_Required work_
Reproduce the entries exactly.
[[ Records for this exercise open ]]
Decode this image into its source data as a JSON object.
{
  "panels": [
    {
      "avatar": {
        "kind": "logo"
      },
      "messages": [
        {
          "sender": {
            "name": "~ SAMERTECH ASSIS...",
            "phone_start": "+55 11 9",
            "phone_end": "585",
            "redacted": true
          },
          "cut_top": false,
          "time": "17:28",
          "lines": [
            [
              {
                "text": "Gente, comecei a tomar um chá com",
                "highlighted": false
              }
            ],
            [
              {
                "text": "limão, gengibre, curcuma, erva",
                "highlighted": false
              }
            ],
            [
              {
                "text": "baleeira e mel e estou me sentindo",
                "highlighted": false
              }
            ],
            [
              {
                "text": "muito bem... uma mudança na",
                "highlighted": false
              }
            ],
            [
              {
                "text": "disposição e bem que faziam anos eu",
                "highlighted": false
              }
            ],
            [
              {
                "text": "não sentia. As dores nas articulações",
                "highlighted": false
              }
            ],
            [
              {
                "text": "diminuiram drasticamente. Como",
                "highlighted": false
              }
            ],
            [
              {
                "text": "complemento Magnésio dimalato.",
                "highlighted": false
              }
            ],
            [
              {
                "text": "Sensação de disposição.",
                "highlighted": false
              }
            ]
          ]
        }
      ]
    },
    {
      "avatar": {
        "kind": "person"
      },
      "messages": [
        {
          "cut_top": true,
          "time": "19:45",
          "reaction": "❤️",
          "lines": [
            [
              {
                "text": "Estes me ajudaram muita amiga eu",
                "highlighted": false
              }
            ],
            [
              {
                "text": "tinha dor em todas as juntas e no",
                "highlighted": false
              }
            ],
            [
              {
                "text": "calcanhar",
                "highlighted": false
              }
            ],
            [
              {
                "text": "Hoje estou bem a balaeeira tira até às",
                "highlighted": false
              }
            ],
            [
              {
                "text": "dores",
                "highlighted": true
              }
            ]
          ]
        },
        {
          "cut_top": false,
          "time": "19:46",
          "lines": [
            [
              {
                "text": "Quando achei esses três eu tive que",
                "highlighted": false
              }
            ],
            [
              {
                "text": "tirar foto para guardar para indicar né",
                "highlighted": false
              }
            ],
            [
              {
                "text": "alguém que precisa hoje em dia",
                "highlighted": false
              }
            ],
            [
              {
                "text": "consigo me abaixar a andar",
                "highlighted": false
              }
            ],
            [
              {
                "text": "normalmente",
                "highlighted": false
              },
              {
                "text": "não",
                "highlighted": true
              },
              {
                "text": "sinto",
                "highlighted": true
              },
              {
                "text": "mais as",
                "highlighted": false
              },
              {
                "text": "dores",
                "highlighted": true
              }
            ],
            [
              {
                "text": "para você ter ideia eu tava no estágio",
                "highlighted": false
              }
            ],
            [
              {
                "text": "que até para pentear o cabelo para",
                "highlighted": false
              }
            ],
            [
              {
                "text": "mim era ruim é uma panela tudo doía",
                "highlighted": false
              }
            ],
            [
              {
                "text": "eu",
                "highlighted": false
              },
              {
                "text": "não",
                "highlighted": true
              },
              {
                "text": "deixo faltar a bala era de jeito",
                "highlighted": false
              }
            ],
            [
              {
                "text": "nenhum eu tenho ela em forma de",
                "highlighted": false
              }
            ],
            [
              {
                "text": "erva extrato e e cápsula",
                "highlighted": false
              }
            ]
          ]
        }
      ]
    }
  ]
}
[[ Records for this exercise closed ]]
_Task solution_
Decode this image into its source data as a JSON object.
{
  "panels": [
    {
      "avatar": {
        "kind": "logo"
      },
      "messages": [
        {
          "sender": {
            "name": "~ SAMERTECH ASSIS...",
            "phone_start": "+55 11 9",
            "phone_end": "585",
            "redacted": true
          },
          "cut_top": false,
          "time": "17:28",
          "lines": [
            [
              {
                "text": "Gente, comecei a tomar um chá com",
                "highlighted": false
              }
            ],
            [
              {
                "text": "limão, gengibre, curcuma, erva",
                "highlighted": false
              }
            ],
            [
              {
                "text": "baleeira e mel e estou me sentindo",
                "highlighted": false
              }
            ],
            [
              {
                "text": "muito bem... uma mudança na",
                "highlighted": false
              }
            ],
            [
              {
                "text": "disposição e bem que faziam anos eu",
                "highlighted": false
              }
            ],
            [
              {
                "text": "não sentia. As dores nas articulações",
                "highlighted": false
              }
            ],
            [
              {
                "text": "diminuiram drasticamente. Como",
                "highlighted": false
              }
            ],
            [
              {
                "text": "complemento Magnésio dimalato.",
                "highlighted": false
              }
            ],
            [
              {
                "text": "Sensação de disposição.",
                "highlighted": false
              }
            ]
          ]
        }
      ]
    },
    {
      "avatar": {
        "kind": "person"
      },
      "messages": [
        {
          "cut_top": true,
          "time": "19:45",
          "reaction": "❤️",
          "lines": [
            [
              {
                "text": "Estes me ajudaram muita amiga eu",
                "highlighted": false
              }
            ],
            [
              {
                "text": "tinha dor em todas as juntas e no",
                "highlighted": false
              }
            ],
            [
              {
                "text": "calcanhar",
                "highlighted": false
              }
            ],
            [
              {
                "text": "Hoje estou bem a balaeeira tira até às",
                "highlighted": false
              }
            ],
            [
              {
                "text": "dores",
                "highlighted": true
              }
            ]
          ]
        },
        {
          "cut_top": false,
          "time": "19:46",
          "lines": [
            [
              {
                "text": "Quando achei esses três eu tive que",
                "highlighted": false
              }
            ],
            [
              {
                "text": "tirar foto para guardar para indicar né",
                "highlighted": false
              }
            ],
            [
              {
                "text": "alguém que precisa hoje em dia",
                "highlighted": false
              }
            ],
            [
              {
                "text": "consigo me abaixar a andar",
                "highlighted": false
              }
            ],
            [
              {
                "text": "normalmente",
                "highlighted": false
              },
              {
                "text": "não",
                "highlighted": true
              },
              {
                "text": "sinto",
                "highlighted": true
              },
              {
                "text": "mais as",
                "highlighted": false
              },
              {
                "text": "dores",
                "highlighted": true
              }
            ],
            [
              {
                "text": "para você ter ideia eu tava no estágio",
                "highlighted": false
              }
            ],
            [
              {
                "text": "que até para pentear o cabelo para",
                "highlighted": false
              }
            ],
            [
              {
                "text": "mim era ruim é uma panela tudo doía",
                "highlighted": false
              }
            ],
            [
              {
                "text": "eu",
                "highlighted": false
              },
              {
                "text": "não",
                "highlighted": true
              },
              {
                "text": "deixo faltar a bala era de jeito",
                "highlighted": false
              }
            ],
            [
              {
                "text": "nenhum eu tenho ela em forma de",
                "highlighted": false
              }
            ],
            [
              {
                "text": "erva extrato e e cápsula",
                "highlighted": false
              }
            ]
          ]
        }
      ]
    }
  ]
}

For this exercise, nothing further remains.